Beverly Cantrell - February 11, 2022 8:43 am
OKLAHOMA CITY (AP) — A proposal endorsed by Oklahoma’s governor and Senate leader to allow public school funding to follow students to private schools or home schools won’t be heard in the House, Speaker Charles McCall said Thursday.
“I don’t plan to hear that bill this year, and I’ve communicated that,” McCall, R-Atoka, told reporters at a legislative forum hosted by The Associated Press and the Oklahoma Press Association.
“That topic is just not on the radar or the minds of our members as a priority,” McCall said. “It’s never been discussed in our caucus retreat as a priority of our members.”
The proposal is a priority for Senate President Pro Tempore Greg Treat, and Gov. Kevin Stitt endorsed the idea Monday in his State of the State address to the Legislature, saying it would make the state a national leader in school choice.
“We know education is not one-size-fits-all, and I pledge to support any legislation that gives parents more school choice because, in Oklahoma, we need to fund students, not systems,” Stitt said Monday.
But the idea has faced bipartisan opposition in the Legislature, particularly from members who represent rural districts where there are few private school options for students.
“It’s a bit of geographical issue,” said McCall, whose district in southeast Oklahoma includes towns like Atoka, Davis, Mannsville and Tishomingo. “He (Treat) is a suburban Oklahoma guy. I’m a rural Oklahoman. We see things through the lens of our individual districts.”
Treat, R-Oklahoma City said he realizes his proposal faces an uphill battle, but that he remains undeterred.
“At this stage last year, we were told that the Opportunity Scholarship Fund was DOA in the House,” Treat said. “I didn’t give up then and I won’t give up now.
“The speaker is my friend. I like him. We disagree. I hope I can convince him and our colleagues that every child deserves a great education.”
Treat also said the idea that rural students have no other educational options is a “false narrative.”
“I have received emails … from communities around the state that say, ‘We’ve been looking at trying to create a school at our church or in our community, and this finally gives us that opportunity,’” Treat said. “Our parents want another choice, and that’s rural, that’s urban and that’s suburban.”

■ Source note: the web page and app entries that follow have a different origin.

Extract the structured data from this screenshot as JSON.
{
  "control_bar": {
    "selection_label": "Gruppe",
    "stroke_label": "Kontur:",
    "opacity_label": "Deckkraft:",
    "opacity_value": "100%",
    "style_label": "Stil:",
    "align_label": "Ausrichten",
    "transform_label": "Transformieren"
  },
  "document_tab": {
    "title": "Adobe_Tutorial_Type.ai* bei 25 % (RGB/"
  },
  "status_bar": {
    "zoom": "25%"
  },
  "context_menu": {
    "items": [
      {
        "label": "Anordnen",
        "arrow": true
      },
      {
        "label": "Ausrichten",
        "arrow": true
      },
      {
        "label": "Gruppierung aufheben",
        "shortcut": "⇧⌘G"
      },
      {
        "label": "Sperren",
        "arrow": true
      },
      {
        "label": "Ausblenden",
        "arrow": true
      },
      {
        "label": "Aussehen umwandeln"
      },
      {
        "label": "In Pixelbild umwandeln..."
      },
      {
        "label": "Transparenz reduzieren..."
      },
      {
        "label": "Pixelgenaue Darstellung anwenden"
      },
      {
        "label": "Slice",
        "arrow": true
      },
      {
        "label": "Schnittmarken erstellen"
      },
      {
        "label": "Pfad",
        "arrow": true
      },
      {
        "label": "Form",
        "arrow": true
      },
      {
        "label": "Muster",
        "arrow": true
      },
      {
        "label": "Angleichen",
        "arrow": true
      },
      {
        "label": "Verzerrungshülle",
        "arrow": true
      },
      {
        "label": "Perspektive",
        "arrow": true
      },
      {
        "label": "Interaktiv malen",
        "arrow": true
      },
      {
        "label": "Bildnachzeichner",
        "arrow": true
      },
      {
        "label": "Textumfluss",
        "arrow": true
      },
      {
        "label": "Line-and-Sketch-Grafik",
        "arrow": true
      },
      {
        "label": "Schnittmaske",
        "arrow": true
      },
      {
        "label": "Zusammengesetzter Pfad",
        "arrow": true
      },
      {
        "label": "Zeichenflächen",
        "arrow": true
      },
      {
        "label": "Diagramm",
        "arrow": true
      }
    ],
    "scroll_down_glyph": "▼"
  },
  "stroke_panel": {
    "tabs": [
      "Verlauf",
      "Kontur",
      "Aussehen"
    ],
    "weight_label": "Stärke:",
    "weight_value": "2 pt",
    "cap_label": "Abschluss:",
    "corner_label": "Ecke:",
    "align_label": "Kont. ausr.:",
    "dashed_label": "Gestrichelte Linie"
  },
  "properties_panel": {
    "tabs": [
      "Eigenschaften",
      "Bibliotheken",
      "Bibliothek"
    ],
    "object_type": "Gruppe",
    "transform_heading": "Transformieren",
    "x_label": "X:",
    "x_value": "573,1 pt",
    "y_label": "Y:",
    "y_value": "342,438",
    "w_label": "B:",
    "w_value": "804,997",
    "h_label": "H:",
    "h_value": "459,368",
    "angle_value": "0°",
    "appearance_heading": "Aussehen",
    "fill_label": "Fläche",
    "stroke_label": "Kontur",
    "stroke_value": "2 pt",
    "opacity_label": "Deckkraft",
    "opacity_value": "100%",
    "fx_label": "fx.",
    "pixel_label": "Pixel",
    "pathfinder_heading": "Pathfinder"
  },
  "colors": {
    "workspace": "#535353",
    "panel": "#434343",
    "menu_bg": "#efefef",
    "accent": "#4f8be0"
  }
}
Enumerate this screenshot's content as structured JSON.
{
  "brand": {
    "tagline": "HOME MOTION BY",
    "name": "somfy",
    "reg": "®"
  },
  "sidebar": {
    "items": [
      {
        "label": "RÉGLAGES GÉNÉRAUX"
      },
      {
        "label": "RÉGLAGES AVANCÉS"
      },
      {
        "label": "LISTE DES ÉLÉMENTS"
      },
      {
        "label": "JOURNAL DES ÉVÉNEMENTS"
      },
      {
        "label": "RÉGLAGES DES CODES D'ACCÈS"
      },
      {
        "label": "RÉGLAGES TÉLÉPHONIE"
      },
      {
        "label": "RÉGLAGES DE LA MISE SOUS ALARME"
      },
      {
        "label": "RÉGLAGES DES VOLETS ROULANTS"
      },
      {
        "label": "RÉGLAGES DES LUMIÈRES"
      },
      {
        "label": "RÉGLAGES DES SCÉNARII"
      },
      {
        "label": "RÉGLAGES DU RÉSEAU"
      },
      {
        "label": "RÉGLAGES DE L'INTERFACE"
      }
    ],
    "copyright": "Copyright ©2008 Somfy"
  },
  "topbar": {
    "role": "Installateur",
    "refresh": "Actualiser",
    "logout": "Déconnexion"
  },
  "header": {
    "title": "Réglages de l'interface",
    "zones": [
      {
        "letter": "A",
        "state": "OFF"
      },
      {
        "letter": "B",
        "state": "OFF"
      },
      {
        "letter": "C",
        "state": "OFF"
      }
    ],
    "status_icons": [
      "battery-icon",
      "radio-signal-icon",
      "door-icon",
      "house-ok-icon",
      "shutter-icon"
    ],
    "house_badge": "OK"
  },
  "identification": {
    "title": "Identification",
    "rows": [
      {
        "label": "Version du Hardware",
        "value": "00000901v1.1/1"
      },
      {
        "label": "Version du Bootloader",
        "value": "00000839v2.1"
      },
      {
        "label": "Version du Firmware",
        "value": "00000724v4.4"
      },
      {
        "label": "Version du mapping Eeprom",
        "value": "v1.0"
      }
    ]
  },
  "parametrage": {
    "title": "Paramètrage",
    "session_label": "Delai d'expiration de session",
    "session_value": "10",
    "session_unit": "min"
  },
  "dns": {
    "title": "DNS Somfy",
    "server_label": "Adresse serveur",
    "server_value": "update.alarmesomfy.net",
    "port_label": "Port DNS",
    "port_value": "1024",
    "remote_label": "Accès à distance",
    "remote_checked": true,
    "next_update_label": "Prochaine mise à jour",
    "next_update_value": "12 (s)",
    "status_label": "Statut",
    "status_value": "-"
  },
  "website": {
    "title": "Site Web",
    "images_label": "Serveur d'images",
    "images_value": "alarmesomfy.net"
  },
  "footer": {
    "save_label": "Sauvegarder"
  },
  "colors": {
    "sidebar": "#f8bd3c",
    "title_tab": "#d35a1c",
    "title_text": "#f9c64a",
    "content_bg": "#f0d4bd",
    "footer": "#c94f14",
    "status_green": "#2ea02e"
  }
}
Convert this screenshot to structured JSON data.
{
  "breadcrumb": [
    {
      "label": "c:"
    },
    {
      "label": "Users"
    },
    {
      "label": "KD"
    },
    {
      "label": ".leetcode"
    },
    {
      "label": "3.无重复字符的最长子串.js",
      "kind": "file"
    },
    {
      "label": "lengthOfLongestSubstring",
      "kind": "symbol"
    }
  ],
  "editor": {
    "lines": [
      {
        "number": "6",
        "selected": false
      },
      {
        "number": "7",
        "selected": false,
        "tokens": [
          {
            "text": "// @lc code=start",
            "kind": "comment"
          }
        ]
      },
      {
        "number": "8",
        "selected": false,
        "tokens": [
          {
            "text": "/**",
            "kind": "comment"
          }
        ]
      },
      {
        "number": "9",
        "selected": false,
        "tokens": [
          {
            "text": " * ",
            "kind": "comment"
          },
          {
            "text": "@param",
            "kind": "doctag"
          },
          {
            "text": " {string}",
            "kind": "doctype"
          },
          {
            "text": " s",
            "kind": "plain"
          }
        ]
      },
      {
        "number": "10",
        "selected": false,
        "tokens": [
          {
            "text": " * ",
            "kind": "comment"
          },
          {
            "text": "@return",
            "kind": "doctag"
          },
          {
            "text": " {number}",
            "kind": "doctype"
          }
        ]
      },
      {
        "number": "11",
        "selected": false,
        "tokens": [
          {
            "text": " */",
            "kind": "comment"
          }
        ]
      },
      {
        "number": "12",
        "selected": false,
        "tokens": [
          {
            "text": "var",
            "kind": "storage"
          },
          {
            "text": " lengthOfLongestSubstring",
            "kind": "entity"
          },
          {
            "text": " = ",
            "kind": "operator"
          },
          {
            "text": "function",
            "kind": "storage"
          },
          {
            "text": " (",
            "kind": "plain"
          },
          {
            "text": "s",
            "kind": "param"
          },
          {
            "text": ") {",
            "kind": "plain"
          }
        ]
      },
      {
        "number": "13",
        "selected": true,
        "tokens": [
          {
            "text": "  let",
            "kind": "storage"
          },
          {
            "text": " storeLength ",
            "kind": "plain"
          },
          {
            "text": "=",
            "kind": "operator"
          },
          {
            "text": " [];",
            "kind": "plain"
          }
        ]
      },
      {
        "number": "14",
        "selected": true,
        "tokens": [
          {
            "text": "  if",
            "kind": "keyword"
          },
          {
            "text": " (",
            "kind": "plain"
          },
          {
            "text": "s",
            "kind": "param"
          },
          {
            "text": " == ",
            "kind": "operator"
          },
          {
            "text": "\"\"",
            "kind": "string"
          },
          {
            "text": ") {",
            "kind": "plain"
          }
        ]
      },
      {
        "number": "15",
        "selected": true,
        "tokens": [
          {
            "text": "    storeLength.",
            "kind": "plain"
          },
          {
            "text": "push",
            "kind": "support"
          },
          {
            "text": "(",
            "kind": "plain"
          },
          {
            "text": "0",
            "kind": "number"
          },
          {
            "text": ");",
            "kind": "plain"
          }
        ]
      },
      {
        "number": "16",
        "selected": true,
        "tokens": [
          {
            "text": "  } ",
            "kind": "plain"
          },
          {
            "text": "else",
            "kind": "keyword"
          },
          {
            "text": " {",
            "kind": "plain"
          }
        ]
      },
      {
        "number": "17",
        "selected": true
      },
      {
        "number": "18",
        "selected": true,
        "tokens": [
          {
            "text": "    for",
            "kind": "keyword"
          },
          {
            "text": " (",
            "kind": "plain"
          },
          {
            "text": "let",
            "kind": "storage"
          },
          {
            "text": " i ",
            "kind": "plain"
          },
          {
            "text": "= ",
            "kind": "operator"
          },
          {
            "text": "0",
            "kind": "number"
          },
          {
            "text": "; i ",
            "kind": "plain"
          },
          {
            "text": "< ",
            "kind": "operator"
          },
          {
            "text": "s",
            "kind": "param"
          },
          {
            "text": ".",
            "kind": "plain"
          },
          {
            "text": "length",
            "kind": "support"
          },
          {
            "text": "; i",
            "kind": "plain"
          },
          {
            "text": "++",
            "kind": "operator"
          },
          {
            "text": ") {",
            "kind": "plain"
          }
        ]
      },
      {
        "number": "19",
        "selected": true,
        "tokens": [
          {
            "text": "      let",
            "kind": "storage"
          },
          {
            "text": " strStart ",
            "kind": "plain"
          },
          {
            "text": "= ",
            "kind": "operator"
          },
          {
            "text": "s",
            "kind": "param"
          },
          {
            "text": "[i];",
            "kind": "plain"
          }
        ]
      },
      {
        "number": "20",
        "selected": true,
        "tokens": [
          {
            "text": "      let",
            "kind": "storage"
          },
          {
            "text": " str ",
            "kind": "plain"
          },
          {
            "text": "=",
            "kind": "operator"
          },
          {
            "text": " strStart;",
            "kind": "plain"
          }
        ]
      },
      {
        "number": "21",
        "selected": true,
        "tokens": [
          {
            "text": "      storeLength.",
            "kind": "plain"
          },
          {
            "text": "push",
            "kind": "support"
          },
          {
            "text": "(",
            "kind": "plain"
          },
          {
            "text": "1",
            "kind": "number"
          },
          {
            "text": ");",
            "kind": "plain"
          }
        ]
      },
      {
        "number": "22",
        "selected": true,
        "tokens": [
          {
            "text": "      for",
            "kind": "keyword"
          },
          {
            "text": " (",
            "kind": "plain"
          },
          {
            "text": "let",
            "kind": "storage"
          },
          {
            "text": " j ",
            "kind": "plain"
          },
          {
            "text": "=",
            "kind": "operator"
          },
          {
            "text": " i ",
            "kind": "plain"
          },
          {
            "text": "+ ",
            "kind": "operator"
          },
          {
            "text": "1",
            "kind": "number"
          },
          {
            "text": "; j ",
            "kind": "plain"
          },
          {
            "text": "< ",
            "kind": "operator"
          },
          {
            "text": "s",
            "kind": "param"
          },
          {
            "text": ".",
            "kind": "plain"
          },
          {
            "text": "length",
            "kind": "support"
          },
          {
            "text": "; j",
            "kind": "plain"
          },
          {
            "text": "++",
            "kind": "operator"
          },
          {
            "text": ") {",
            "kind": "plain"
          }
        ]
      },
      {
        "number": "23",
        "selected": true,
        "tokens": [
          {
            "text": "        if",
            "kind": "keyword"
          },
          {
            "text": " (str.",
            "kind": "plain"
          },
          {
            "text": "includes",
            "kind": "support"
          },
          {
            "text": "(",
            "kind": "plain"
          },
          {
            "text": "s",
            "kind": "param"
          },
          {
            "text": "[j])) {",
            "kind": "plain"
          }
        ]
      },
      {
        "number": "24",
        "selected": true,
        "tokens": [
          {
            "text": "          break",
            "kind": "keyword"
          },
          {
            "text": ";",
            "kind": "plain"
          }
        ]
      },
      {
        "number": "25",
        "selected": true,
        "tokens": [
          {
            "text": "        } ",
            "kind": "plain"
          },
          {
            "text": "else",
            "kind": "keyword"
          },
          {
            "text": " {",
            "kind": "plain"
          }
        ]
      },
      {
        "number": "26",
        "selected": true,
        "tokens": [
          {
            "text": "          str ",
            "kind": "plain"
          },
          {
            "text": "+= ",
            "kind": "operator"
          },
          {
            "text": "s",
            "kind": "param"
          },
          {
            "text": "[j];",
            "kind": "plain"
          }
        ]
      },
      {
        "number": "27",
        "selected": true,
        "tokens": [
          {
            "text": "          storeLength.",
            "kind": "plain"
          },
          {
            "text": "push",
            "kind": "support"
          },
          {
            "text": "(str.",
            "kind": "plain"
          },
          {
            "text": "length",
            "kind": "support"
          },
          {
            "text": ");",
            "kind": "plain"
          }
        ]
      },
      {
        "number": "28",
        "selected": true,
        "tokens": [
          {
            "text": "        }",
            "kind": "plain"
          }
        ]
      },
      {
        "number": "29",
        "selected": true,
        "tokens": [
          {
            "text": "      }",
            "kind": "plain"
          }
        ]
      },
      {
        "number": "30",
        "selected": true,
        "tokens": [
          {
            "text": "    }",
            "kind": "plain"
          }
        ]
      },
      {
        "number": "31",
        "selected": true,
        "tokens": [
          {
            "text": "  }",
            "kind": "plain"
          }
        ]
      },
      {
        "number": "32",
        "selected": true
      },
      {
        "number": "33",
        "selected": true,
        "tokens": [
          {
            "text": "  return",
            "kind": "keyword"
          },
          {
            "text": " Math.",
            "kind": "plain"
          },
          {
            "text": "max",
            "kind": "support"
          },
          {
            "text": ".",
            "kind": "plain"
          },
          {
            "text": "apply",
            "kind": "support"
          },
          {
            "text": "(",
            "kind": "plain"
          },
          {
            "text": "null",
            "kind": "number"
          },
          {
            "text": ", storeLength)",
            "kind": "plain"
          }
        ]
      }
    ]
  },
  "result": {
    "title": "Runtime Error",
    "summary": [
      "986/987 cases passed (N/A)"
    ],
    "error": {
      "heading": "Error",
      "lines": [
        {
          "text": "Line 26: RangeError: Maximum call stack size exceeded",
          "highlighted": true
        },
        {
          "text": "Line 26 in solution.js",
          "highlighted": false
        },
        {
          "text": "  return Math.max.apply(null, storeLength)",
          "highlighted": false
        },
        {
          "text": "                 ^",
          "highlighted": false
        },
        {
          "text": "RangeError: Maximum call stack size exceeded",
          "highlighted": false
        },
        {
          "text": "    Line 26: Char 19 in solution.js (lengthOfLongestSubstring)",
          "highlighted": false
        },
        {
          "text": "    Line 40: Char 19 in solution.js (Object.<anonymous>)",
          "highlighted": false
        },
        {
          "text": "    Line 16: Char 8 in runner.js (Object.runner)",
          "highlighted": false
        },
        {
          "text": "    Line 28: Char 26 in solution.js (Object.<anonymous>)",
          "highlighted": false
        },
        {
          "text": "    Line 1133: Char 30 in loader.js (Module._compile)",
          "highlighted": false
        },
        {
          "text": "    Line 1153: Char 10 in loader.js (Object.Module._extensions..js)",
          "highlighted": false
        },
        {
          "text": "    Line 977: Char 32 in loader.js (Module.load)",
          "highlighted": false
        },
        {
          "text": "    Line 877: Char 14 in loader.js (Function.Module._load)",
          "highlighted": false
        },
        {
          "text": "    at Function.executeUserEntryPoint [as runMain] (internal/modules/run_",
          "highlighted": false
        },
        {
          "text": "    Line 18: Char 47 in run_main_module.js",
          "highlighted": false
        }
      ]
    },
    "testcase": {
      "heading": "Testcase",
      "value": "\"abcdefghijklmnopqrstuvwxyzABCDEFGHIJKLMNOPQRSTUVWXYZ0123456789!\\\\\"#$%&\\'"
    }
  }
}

Treat’s bill, dubbed the Oklahoma Empowerment Act, is pending in a Senate subcommittee.